§ EXERCISE DETAILS:
The lines below, all of them, should be returned exactly as they appear.

Entries from a dataset of interfaces
==================================================

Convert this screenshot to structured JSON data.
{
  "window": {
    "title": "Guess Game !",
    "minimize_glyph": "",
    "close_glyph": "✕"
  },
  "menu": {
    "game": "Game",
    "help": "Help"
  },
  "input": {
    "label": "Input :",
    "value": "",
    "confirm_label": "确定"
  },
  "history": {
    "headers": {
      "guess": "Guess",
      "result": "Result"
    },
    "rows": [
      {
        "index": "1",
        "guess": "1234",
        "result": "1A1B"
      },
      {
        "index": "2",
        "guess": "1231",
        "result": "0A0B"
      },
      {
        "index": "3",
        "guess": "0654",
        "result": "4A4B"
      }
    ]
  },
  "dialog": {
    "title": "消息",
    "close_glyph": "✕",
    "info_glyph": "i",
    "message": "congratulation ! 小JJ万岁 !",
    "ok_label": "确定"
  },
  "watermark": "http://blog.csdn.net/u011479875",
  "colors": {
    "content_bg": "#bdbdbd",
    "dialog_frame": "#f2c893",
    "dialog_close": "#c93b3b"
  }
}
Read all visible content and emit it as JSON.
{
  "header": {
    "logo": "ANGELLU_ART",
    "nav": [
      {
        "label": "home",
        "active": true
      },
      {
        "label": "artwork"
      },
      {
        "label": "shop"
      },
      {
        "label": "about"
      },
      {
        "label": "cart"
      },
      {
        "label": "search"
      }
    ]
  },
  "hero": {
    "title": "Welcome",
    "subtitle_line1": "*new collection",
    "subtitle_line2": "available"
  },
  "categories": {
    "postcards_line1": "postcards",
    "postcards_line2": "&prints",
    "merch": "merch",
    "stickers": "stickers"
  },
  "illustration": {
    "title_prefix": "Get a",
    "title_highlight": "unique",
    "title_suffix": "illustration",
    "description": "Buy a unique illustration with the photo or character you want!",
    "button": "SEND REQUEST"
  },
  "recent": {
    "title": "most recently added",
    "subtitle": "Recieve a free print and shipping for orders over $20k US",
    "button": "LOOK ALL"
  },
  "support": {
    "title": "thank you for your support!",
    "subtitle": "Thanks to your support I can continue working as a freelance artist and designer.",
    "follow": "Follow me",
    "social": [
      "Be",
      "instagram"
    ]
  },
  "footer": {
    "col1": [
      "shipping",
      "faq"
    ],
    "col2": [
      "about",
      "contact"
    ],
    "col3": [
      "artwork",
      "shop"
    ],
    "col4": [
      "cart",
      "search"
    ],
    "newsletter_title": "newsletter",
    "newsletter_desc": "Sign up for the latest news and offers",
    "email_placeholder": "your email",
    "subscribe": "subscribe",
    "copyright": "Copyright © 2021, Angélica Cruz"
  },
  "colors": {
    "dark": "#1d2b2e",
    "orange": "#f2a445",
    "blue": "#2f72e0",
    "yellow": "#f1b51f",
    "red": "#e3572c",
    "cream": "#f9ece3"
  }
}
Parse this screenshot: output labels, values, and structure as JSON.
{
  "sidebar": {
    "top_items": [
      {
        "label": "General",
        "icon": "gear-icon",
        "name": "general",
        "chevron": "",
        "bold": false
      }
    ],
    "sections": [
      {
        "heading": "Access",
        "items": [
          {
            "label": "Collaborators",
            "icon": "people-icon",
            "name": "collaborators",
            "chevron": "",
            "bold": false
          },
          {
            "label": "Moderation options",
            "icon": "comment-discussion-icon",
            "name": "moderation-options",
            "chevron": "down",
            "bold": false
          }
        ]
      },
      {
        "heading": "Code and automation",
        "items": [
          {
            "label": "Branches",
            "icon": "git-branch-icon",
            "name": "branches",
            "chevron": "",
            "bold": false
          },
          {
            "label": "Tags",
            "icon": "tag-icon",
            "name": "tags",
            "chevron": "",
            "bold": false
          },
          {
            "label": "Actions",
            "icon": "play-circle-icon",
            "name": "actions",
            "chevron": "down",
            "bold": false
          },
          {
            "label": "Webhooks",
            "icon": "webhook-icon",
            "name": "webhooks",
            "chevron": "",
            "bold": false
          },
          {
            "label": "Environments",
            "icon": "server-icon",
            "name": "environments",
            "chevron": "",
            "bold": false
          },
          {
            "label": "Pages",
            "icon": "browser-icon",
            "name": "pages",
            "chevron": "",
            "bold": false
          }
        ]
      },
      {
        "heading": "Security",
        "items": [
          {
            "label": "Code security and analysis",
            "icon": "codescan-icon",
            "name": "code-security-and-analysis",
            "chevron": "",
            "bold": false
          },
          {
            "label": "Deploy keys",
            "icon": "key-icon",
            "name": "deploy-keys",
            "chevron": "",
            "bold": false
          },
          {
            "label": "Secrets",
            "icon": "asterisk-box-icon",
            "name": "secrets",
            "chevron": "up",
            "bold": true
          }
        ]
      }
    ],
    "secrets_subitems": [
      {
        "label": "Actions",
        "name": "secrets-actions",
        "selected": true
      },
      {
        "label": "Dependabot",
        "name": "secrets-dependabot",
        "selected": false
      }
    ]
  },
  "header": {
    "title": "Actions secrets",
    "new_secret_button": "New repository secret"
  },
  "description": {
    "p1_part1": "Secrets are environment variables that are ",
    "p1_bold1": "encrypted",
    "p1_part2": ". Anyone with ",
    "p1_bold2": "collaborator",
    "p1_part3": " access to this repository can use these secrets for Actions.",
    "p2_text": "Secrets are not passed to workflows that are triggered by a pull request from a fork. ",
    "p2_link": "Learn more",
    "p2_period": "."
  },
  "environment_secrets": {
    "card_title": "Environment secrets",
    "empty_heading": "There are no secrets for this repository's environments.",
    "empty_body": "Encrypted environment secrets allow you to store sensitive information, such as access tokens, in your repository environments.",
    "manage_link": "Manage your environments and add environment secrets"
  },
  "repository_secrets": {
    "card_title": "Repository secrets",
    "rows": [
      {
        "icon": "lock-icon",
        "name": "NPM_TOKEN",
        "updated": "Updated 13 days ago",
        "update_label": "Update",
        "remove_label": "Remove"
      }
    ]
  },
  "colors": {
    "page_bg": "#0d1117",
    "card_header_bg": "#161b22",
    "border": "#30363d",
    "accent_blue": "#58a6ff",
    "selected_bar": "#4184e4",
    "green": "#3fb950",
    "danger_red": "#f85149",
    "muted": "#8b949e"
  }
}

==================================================

§ RESPONSE:
Convert this screenshot to structured JSON data.
{
  "window": {
    "title": "Guess Game !",
    "minimize_glyph": "",
    "close_glyph": "✕"
  },
  "menu": {
    "game": "Game",
    "help": "Help"
  },
  "input": {
    "label": "Input :",
    "value": "",
    "confirm_label": "确定"
  },
  "history": {
    "headers": {
      "guess": "Guess",
      "result": "Result"
    },
    "rows": [
      {
        "index": "1",
        "guess": "1234",
        "result": "1A1B"
      },
      {
        "index": "2",
        "guess": "1231",
        "result": "0A0B"
      },
      {
        "index": "3",
        "guess": "0654",
        "result": "4A4B"
      }
    ]
  },
  "dialog": {
    "title": "消息",
    "close_glyph": "✕",
    "info_glyph": "i",
    "message": "congratulation ! 小JJ万岁 !",
    "ok_label": "确定"
  },
  "watermark": "http://blog.csdn.net/u011479875",
  "colors": {
    "content_bg": "#bdbdbd",
    "dialog_frame": "#f2c893",
    "dialog_close": "#c93b3b"
  }
}
Read all visible content and emit it as JSON.
{
  "header": {
    "logo": "ANGELLU_ART",
    "nav": [
      {
        "label": "home",
        "active": true
      },
      {
        "label": "artwork"
      },
      {
        "label": "shop"
      },
      {
        "label": "about"
      },
      {
        "label": "cart"
      },
      {
        "label": "search"
      }
    ]
  },
  "hero": {
    "title": "Welcome",
    "subtitle_line1": "*new collection",
    "subtitle_line2": "available"
  },
  "categories": {
    "postcards_line1": "postcards",
    "postcards_line2": "&prints",
    "merch": "merch",
    "stickers": "stickers"
  },
  "illustration": {
    "title_prefix": "Get a",
    "title_highlight": "unique",
    "title_suffix": "illustration",
    "description": "Buy a unique illustration with the photo or character you want!",
    "button": "SEND REQUEST"
  },
  "recent": {
    "title": "most recently added",
    "subtitle": "Recieve a free print and shipping for orders over $20k US",
    "button": "LOOK ALL"
  },
  "support": {
    "title": "thank you for your support!",
    "subtitle": "Thanks to your support I can continue working as a freelance artist and designer.",
    "follow": "Follow me",
    "social": [
      "Be",
      "instagram"
    ]
  },
  "footer": {
    "col1": [
      "shipping",
      "faq"
    ],
    "col2": [
      "about",
      "contact"
    ],
    "col3": [
      "artwork",
      "shop"
    ],
    "col4": [
      "cart",
      "search"
    ],
    "newsletter_title": "newsletter",
    "newsletter_desc": "Sign up for the latest news and offers",
    "email_placeholder": "your email",
    "subscribe": "subscribe",
    "copyright": "Copyright © 2021, Angélica Cruz"
  },
  "colors": {
    "dark": "#1d2b2e",
    "orange": "#f2a445",
    "blue": "#2f72e0",
    "yellow": "#f1b51f",
    "red": "#e3572c",
    "cream": "#f9ece3"
  }
}
Parse this screenshot: output labels, values, and structure as JSON.
{
  "sidebar": {
    "top_items": [
      {
        "label": "General",
        "icon": "gear-icon",
        "name": "general",
        "chevron": "",
        "bold": false
      }
    ],
    "sections": [
      {
        "heading": "Access",
        "items": [
          {
            "label": "Collaborators",
            "icon": "people-icon",
            "name": "collaborators",
            "chevron": "",
            "bold": false
          },
          {
            "label": "Moderation options",
            "icon": "comment-discussion-icon",
            "name": "moderation-options",
            "chevron": "down",
            "bold": false
          }
        ]
      },
      {
        "heading": "Code and automation",
        "items": [
          {
            "label": "Branches",
            "icon": "git-branch-icon",
            "name": "branches",
            "chevron": "",
            "bold": false
          },
          {
            "label": "Tags",
            "icon": "tag-icon",
            "name": "tags",
            "chevron": "",
            "bold": false
          },
          {
            "label": "Actions",
            "icon": "play-circle-icon",
            "name": "actions",
            "chevron": "down",
            "bold": false
          },
          {
            "label": "Webhooks",
            "icon": "webhook-icon",
            "name": "webhooks",
            "chevron": "",
            "bold": false
          },
          {
            "label": "Environments",
            "icon": "server-icon",
            "name": "environments",
            "chevron": "",
            "bold": false
          },
          {
            "label": "Pages",
            "icon": "browser-icon",
            "name": "pages",
            "chevron": "",
            "bold": false
          }
        ]
      },
      {
        "heading": "Security",
        "items": [
          {
            "label": "Code security and analysis",
            "icon": "codescan-icon",
            "name": "code-security-and-analysis",
            "chevron": "",
            "bold": false
          },
          {
            "label": "Deploy keys",
            "icon": "key-icon",
            "name": "deploy-keys",
            "chevron": "",
            "bold": false
          },
          {
            "label": "Secrets",
            "icon": "asterisk-box-icon",
            "name": "secrets",
            "chevron": "up",
            "bold": true
          }
        ]
      }
    ],
    "secrets_subitems": [
      {
        "label": "Actions",
        "name": "secrets-actions",
        "selected": true
      },
      {
        "label": "Dependabot",
        "name": "secrets-dependabot",
        "selected": false
      }
    ]
  },
  "header": {
    "title": "Actions secrets",
    "new_secret_button": "New repository secret"
  },
  "description": {
    "p1_part1": "Secrets are environment variables that are ",
    "p1_bold1": "encrypted",
    "p1_part2": ". Anyone with ",
    "p1_bold2": "collaborator",
    "p1_part3": " access to this repository can use these secrets for Actions.",
    "p2_text": "Secrets are not passed to workflows that are triggered by a pull request from a fork. ",
    "p2_link": "Learn more",
    "p2_period": "."
  },
  "environment_secrets": {
    "card_title": "Environment secrets",
    "empty_heading": "There are no secrets for this repository's environments.",
    "empty_body": "Encrypted environment secrets allow you to store sensitive information, such as access tokens, in your repository environments.",
    "manage_link": "Manage your environments and add environment secrets"
  },
  "repository_secrets": {
    "card_title": "Repository secrets",
    "rows": [
      {
        "icon": "lock-icon",
        "name": "NPM_TOKEN",
        "updated": "Updated 13 days ago",
        "update_label": "Update",
        "remove_label": "Remove"
      }
    ]
  },
  "colors": {
    "page_bg": "#0d1117",
    "card_header_bg": "#161b22",
    "border": "#30363d",
    "accent_blue": "#58a6ff",
    "selected_bar": "#4184e4",
    "green": "#3fb950",
    "danger_red": "#f85149",
    "muted": "#8b949e"
  }
}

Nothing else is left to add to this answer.